EA: We had a lot of complaints that many of the trades that were approved were unrealistic, not plausible, and would never work in real life.

Eklund: You don’t understand, I NEED these deals to work.  My livelihood depends on it.

EA: I don’t understand, sir.  Most gamers want a realistic experience, gone are the days of exchanging Dustin Brown for Andrew Raycroft… isn’t that a good thing?

Eklund: You haven’t heard the last of me…

- It was a novel suggestion, but Pensblog struggled to find support for their proposed Ric Flair Woooo! in place of the Consol Energy Center’s goal horn.

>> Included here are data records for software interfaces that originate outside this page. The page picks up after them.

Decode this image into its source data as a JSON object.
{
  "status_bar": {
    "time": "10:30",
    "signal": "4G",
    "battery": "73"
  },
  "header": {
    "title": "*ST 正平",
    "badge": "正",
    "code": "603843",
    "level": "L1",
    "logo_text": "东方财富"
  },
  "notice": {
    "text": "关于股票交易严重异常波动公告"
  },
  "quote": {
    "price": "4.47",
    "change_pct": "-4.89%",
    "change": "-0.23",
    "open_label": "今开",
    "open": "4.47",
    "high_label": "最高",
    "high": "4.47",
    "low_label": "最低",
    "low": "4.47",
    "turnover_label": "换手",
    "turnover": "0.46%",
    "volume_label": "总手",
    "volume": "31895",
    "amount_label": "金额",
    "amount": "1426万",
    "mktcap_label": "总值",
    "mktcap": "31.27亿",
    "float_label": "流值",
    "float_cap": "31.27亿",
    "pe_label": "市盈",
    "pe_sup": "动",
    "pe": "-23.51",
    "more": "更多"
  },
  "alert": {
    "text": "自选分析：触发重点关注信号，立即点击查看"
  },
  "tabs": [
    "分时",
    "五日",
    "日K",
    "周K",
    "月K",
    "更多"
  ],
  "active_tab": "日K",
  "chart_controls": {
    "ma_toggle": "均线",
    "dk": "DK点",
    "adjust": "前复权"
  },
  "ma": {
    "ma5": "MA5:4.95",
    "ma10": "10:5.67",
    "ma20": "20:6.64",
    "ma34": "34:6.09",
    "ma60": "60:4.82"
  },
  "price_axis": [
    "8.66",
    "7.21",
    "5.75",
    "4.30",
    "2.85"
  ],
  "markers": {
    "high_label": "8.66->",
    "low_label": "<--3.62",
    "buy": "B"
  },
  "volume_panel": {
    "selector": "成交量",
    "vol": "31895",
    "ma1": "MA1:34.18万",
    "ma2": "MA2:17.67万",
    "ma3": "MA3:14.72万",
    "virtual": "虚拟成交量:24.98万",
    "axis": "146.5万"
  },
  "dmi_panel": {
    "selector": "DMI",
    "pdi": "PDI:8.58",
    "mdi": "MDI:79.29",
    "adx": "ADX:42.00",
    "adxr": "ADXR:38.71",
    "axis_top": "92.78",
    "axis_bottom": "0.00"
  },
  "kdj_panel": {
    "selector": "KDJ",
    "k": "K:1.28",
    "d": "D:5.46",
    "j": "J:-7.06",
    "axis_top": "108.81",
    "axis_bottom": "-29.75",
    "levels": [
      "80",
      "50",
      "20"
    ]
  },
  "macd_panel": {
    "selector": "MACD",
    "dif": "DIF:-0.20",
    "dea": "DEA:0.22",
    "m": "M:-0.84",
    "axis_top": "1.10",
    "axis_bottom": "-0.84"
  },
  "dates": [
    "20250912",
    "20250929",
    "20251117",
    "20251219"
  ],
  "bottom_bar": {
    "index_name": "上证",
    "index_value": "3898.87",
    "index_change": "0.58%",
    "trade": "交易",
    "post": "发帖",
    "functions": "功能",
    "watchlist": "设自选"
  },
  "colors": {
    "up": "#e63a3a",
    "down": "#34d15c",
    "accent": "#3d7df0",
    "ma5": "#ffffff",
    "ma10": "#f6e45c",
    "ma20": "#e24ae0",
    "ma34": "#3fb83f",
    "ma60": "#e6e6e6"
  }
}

- Five For Howling‘s Travis Hair pleaded with EA to implement a ‘Throw the Snake’ aspect of the game for Phoenix Coyotes postseason home games.  His plea fell on deaf ears.

- Toronto Maple Leafs bloggers put their heads together to try and improve the Be A GM mode of the game.  They informed EA that the GM mode was terribly unrealistic, as it didn’t offer the ability to tell fibs to the media about trade offers that never existed in an effort to drum interest for your own second rate commodities.  They proposed a potential solution, but were told they would need to supply a prototype.

Relying on teamwork, the crew nearly had something.  One prominent LeafsHQ blogger kidnapped the Hockey News’ Adam Proteau while @mlse and @felixpotvin laid the groundwork for what would become a combination of a modified Speak And Spell and animations courtesy of Bloge Salming.  Completion of the project was left to Down Goes Brown, a noted Ottawa software guru, but after leaving the machine with him for several weeks – the only audio it could produce was a repetitive “Wendel Clark, Wendel Clark, Wendel Clark” refrain.  The current status of this project is unknown.

- Scotty Wazz was interested in lending his expertise to a proposed game mode that would feature obscure backup goaltenders of the 1990s.  Word is that he is still awaiting a callback on that offer.

- It was mostly glowing reviews from popular Montreal Canadiens’ bloggers, but there was some confusion over the cheering of Carey Price during home games.  EA offered no explanation for the suspected bug.

- Adrian Dater, a beat writer turned blogger for the Denver Post, was flabbergasted that the latest installment of the NHL series did not feature a ‘Peter Forsberg comeback’ mode.

- The Oilogosphere decided to band together with the hope that power in numbers would lead to some real changes.  Their report was both innovative and exhaustive.  Several highlights of their suggestions included: a revamped approach to the game’s statistics tracking engine that would implement Corsi, Zone Start, Advanced +/-, and Quality of Competition.  Another suggestion was to overhaul the in-game commentary in an effort to rid it of any logical fallacies.

One whip smart Star Wars obsessed EA staffer responded by saying: “None of this is possible unless you can alter time, speed up the harvest or teleport me off this rock”.  An Oilogosphere spokesperson responded by stating, “We can do that”.

- Both Tom Gulitti of Fire & Ice and the crew at In Lou We Trust pointed out that gamers were unable to dress less than 18 skaters, as well as the inability to manipulate long term injury reserve for salary cap purposes when using the New Jersey Devils.  EA is reportedly contemplating a ‘Lou Lamoriello Mode’ for next year’s installment.

- Although FlamesNation contributors generally liked the game, they did complain at the Calgary Flames’ overall rating of 92.  They said it was too high, and would like to see it come down to a more realistic level.

- An anonymous Washington Capitals’ blogger known only as “Ted” was livid that after playing an entire season, the Capitals failed to make it to the Stanley Cup Finals.  EA responded by telling Ted that to be the best you have to beat the best.  Ted replied, “But it’s our time”.

- EA contacted Puck Daddy‘s Sean Leahy, a noted NHL video gamer in his own right, and asked if he could lend his two cents.  Leahy prepared a 71 page dissertation that offered fixes for everything from graphic overlays to proper fist-pump etiquette.  Unfortunately, his report was intercepted by Greg Wyshynski.  The document was reduced to one sentence that read:  “Please release 8-bit version of the game”.

Electronic Arts released its long awaited NHL 11 roster update early Tuesday morning.  Hockey gamers everywhere will rest easy, at least until the next batch of players hit waivers.